• Exercise prompt: For each entry below, please return its exact wording and leave out any picture.

• Input data:
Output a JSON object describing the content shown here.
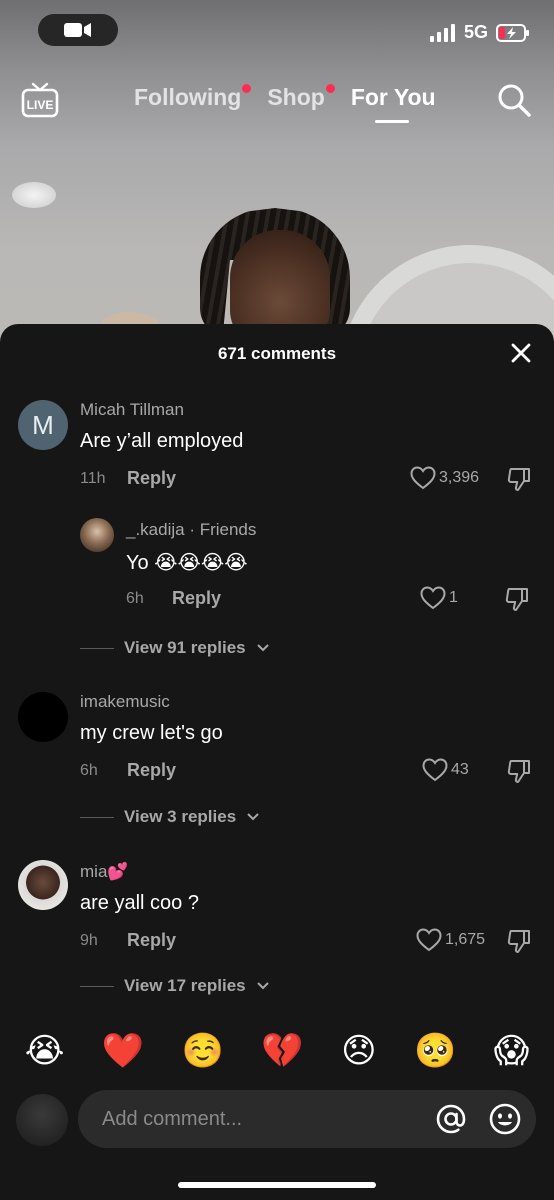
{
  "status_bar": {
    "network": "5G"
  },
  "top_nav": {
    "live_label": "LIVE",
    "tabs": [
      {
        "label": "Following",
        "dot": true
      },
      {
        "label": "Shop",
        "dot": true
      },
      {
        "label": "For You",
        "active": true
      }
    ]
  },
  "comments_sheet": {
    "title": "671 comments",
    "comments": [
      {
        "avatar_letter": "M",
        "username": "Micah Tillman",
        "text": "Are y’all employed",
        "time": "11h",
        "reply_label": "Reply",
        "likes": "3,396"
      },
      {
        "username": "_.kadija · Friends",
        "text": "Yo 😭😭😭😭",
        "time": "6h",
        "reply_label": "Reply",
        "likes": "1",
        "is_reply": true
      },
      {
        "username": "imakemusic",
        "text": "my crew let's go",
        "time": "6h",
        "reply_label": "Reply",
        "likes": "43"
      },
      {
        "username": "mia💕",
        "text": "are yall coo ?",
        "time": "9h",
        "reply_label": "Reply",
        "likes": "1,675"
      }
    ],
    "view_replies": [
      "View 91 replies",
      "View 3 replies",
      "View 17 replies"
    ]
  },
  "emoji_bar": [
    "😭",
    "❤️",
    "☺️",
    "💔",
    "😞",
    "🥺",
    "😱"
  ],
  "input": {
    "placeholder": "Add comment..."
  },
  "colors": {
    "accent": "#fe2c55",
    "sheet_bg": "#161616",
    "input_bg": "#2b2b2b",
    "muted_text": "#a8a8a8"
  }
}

• Answer space:
Output a JSON object describing the content shown here.
{
  "status_bar": {
    "network": "5G"
  },
  "top_nav": {
    "live_label": "LIVE",
    "tabs": [
      {
        "label": "Following",
        "dot": true
      },
      {
        "label": "Shop",
        "dot": true
      },
      {
        "label": "For You",
        "active": true
      }
    ]
  },
  "comments_sheet": {
    "title": "671 comments",
    "comments": [
      {
        "avatar_letter": "M",
        "username": "Micah Tillman",
        "text": "Are y’all employed",
        "time": "11h",
        "reply_label": "Reply",
        "likes": "3,396"
      },
      {
        "username": "_.kadija · Friends",
        "text": "Yo 😭😭😭😭",
        "time": "6h",
        "reply_label": "Reply",
        "likes": "1",
        "is_reply": true
      },
      {
        "username": "imakemusic",
        "text": "my crew let's go",
        "time": "6h",
        "reply_label": "Reply",
        "likes": "43"
      },
      {
        "username": "mia💕",
        "text": "are yall coo ?",
        "time": "9h",
        "reply_label": "Reply",
        "likes": "1,675"
      }
    ],
    "view_replies": [
      "View 91 replies",
      "View 3 replies",
      "View 17 replies"
    ]
  },
  "emoji_bar": [
    "😭",
    "❤️",
    "☺️",
    "💔",
    "😞",
    "🥺",
    "😱"
  ],
  "input": {
    "placeholder": "Add comment..."
  },
  "colors": {
    "accent": "#fe2c55",
    "sheet_bg": "#161616",
    "input_bg": "#2b2b2b",
    "muted_text": "#a8a8a8"
  }
}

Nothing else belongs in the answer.